Still think emerging markets are too risky? Think again. Smarter policies are leading to less vulnerable economies and rising currencies. For investors who need to wring more income from their bond portfolios, it’s time for a fresh look.
Just a few years ago, the outlook for emerging markets was very different. Many countries were on a borrowing binge, which resulted in large current account and fiscal deficits. That left them dependent on capricious portfolio inflows—money invested in domestic stock and bond markets or deposited in domestic banks—to finance their spending.
Foreigners were happy to fund those deficits for a while because they needed higher yields than developed-market bonds could deliver.
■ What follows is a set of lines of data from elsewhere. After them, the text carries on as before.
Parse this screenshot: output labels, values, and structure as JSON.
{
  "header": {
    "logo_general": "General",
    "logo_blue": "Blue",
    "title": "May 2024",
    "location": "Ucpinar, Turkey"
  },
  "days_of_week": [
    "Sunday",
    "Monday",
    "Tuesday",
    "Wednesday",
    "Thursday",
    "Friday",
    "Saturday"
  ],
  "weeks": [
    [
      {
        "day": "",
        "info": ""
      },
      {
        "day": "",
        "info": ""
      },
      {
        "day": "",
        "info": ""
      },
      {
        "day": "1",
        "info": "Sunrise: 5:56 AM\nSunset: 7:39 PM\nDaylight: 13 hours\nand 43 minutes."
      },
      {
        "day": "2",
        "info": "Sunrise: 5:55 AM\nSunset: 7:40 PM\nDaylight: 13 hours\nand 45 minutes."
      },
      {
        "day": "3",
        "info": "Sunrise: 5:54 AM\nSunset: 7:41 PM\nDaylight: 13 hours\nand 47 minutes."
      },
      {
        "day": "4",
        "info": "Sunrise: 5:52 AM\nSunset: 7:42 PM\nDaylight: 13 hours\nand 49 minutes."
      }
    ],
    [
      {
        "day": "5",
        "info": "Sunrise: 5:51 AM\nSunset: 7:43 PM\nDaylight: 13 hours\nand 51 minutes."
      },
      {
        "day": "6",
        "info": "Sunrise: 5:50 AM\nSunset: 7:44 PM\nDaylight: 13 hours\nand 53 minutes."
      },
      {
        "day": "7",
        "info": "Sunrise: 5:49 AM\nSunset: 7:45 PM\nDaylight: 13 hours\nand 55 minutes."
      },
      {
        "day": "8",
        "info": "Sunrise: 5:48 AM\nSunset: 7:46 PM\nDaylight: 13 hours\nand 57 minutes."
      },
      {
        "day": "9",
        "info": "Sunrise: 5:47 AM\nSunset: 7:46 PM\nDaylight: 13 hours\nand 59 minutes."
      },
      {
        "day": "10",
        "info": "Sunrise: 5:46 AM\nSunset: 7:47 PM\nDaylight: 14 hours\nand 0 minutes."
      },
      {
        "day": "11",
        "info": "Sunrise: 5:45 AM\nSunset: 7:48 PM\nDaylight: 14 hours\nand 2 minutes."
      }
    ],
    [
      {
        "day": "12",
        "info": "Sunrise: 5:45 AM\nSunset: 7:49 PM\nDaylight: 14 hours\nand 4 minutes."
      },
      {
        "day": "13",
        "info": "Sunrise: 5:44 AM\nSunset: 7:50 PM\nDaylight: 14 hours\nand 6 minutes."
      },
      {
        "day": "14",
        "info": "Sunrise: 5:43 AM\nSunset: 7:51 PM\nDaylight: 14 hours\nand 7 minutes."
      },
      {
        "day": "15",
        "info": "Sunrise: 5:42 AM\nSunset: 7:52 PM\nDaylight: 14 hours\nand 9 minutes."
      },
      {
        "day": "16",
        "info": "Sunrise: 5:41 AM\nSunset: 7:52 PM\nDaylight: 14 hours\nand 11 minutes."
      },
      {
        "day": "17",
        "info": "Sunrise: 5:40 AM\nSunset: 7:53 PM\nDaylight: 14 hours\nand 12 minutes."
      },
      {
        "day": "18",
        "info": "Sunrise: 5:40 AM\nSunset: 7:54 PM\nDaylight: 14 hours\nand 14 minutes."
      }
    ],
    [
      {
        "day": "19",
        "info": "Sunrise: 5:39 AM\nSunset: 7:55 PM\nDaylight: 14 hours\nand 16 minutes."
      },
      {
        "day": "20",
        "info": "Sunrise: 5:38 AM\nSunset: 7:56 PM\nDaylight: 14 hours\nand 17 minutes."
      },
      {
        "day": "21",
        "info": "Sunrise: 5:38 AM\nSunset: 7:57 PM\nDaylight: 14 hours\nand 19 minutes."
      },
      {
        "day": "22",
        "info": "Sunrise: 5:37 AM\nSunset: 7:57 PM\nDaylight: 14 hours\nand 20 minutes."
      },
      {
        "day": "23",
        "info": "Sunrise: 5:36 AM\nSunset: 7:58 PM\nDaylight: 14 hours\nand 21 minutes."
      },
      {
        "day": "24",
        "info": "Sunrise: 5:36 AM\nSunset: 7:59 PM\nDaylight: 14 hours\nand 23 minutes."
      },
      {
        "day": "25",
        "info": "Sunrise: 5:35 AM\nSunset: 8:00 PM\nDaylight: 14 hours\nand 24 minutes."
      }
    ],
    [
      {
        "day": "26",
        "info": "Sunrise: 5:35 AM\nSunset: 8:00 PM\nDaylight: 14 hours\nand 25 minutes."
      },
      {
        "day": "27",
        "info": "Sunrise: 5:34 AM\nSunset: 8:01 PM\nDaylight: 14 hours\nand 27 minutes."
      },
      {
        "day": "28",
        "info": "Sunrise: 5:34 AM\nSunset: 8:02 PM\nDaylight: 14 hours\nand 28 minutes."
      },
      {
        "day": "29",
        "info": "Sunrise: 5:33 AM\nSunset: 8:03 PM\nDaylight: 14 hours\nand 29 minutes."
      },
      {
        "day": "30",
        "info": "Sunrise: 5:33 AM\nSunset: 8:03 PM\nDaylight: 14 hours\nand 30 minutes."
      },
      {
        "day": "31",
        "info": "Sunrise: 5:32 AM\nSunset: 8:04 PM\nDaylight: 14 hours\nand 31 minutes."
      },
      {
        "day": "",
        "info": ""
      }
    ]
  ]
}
But when the Federal Reserve hinted in 2013 that it would start to tighten its easy money policies, investors quickly cut their risk, and the flow of capital into these emerging economies dried up.
The result: emerging-market asset values plunged and economic growth stalled. The most vulnerable countries—Brazil, India, Indonesia, Turkey and South Africa—became known as “the fragile five” and were hit especially hard. By the first quarter of 2016, Brazil’s real had lost about half its value against the US dollar, while the Turkish lira was down 40%. Between 2013 and 2015, the J.P. Morgan Government Bond Index—Emerging Markets of local-currency government bonds fell nearly 30%.
WEAK CURRENCIES DO THE HEAVY LIFTING
When it comes to wading back into emerging markets, investors may be wondering: Why now?
There’s no denying that the adjustment these countries went through was painful. But it’s finally starting to pay off in the form of stronger economic fundamentals. In other words, the fragile five aren’t so fragile anymore.